*** Opening Data shown ***
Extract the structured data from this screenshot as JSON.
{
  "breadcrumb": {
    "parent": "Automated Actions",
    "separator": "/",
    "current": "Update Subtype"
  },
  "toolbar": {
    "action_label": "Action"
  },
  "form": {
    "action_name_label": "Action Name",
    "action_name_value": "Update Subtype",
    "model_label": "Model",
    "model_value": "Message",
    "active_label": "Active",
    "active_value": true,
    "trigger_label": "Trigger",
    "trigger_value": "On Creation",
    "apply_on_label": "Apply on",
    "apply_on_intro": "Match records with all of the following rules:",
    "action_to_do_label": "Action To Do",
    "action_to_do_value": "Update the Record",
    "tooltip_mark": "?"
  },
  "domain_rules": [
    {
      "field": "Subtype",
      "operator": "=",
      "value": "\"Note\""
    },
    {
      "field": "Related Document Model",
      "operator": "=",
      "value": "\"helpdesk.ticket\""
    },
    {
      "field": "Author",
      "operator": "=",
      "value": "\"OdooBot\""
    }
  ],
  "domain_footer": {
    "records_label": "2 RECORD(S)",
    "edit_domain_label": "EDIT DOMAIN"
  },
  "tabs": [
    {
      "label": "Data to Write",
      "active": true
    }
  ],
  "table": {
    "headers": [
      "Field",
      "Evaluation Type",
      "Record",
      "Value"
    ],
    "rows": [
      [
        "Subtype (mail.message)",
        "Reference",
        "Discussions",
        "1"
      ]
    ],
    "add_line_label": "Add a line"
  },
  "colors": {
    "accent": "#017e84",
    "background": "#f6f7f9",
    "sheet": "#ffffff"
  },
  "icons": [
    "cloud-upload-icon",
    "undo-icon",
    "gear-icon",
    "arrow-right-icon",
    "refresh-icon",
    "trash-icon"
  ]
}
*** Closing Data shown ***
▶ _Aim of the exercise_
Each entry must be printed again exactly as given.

▶ _Reply_
Extract the structured data from this screenshot as JSON.
{
  "breadcrumb": {
    "parent": "Automated Actions",
    "separator": "/",
    "current": "Update Subtype"
  },
  "toolbar": {
    "action_label": "Action"
  },
  "form": {
    "action_name_label": "Action Name",
    "action_name_value": "Update Subtype",
    "model_label": "Model",
    "model_value": "Message",
    "active_label": "Active",
    "active_value": true,
    "trigger_label": "Trigger",
    "trigger_value": "On Creation",
    "apply_on_label": "Apply on",
    "apply_on_intro": "Match records with all of the following rules:",
    "action_to_do_label": "Action To Do",
    "action_to_do_value": "Update the Record",
    "tooltip_mark": "?"
  },
  "domain_rules": [
    {
      "field": "Subtype",
      "operator": "=",
      "value": "\"Note\""
    },
    {
      "field": "Related Document Model",
      "operator": "=",
      "value": "\"helpdesk.ticket\""
    },
    {
      "field": "Author",
      "operator": "=",
      "value": "\"OdooBot\""
    }
  ],
  "domain_footer": {
    "records_label": "2 RECORD(S)",
    "edit_domain_label": "EDIT DOMAIN"
  },
  "tabs": [
    {
      "label": "Data to Write",
      "active": true
    }
  ],
  "table": {
    "headers": [
      "Field",
      "Evaluation Type",
      "Record",
      "Value"
    ],
    "rows": [
      [
        "Subtype (mail.message)",
        "Reference",
        "Discussions",
        "1"
      ]
    ],
    "add_line_label": "Add a line"
  },
  "colors": {
    "accent": "#017e84",
    "background": "#f6f7f9",
    "sheet": "#ffffff"
  },
  "icons": [
    "cloud-upload-icon",
    "undo-icon",
    "gear-icon",
    "arrow-right-icon",
    "refresh-icon",
    "trash-icon"
  ]
}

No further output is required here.